Work item: Every line in the data below that includes "icon" belongs in the answer, copied as it stands.

***** Data records

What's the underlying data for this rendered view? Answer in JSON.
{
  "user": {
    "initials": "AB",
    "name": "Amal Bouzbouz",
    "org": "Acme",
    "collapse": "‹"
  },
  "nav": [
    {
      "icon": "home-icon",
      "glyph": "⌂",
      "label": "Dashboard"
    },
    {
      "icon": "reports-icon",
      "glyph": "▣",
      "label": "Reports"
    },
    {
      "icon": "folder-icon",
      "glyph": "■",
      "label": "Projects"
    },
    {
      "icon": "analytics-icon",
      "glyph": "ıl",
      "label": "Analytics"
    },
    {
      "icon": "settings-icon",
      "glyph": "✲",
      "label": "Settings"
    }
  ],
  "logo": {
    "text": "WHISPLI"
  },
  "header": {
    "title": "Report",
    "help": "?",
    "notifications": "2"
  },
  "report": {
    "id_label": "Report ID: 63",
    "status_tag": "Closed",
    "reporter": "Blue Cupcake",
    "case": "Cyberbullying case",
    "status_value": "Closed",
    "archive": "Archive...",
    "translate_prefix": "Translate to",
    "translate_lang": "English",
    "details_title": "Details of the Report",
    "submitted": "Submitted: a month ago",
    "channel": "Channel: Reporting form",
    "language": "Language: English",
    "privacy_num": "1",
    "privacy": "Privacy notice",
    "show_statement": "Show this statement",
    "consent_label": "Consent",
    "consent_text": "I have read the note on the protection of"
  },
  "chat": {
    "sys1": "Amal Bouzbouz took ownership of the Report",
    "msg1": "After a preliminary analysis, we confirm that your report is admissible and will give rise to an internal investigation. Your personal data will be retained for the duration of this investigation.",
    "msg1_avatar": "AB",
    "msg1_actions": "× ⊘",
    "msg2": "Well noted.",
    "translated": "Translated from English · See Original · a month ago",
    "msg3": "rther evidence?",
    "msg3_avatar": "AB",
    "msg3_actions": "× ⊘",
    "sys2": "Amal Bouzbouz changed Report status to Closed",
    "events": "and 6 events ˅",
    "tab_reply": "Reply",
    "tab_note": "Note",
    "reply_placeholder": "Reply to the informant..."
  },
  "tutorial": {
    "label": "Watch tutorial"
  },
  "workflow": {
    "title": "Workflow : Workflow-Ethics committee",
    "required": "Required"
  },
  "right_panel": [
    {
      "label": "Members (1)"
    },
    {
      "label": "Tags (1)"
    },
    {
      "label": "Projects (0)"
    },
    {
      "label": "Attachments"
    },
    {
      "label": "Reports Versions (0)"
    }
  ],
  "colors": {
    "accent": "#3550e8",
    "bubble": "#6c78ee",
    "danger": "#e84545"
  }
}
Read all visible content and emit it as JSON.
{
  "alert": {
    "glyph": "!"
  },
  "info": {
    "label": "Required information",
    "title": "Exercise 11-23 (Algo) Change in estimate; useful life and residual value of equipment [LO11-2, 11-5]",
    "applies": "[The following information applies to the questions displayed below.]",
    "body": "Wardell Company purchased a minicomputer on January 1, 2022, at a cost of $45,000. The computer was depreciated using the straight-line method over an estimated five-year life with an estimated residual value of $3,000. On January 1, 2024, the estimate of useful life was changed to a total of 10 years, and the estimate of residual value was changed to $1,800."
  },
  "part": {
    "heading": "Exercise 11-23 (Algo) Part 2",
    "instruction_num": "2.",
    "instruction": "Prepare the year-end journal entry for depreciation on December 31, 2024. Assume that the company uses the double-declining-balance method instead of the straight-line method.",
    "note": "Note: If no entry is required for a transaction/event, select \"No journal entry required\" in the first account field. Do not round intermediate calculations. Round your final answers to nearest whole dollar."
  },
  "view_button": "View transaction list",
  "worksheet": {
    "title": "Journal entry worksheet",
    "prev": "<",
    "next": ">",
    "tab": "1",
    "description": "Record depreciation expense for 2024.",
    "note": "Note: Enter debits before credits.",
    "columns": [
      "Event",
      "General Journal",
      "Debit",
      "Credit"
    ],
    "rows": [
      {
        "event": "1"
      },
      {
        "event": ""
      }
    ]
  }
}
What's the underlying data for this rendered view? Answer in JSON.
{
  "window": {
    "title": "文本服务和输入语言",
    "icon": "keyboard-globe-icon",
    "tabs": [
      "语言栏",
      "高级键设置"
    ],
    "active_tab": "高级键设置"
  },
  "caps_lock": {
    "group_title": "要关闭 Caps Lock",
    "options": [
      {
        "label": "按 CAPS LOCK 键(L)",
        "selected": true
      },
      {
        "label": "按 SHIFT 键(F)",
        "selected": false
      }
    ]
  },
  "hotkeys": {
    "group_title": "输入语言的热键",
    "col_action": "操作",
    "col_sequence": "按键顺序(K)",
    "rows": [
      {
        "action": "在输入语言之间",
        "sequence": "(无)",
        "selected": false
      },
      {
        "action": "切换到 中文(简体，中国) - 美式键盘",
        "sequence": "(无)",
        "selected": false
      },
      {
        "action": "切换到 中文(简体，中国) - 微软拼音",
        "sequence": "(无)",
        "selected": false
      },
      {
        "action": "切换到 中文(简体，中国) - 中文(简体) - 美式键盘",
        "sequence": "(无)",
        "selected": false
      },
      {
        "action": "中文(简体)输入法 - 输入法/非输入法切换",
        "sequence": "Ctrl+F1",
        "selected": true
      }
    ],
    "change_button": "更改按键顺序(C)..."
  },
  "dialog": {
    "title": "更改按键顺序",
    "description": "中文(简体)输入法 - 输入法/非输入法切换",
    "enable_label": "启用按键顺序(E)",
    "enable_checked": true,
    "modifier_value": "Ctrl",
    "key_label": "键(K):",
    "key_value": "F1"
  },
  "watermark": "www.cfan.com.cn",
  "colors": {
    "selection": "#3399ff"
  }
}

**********

Output below:
      "icon": "home-icon",
      "icon": "reports-icon",
      "icon": "folder-icon",
      "icon": "analytics-icon",
      "icon": "settings-icon",
    "icon": "keyboard-globe-icon",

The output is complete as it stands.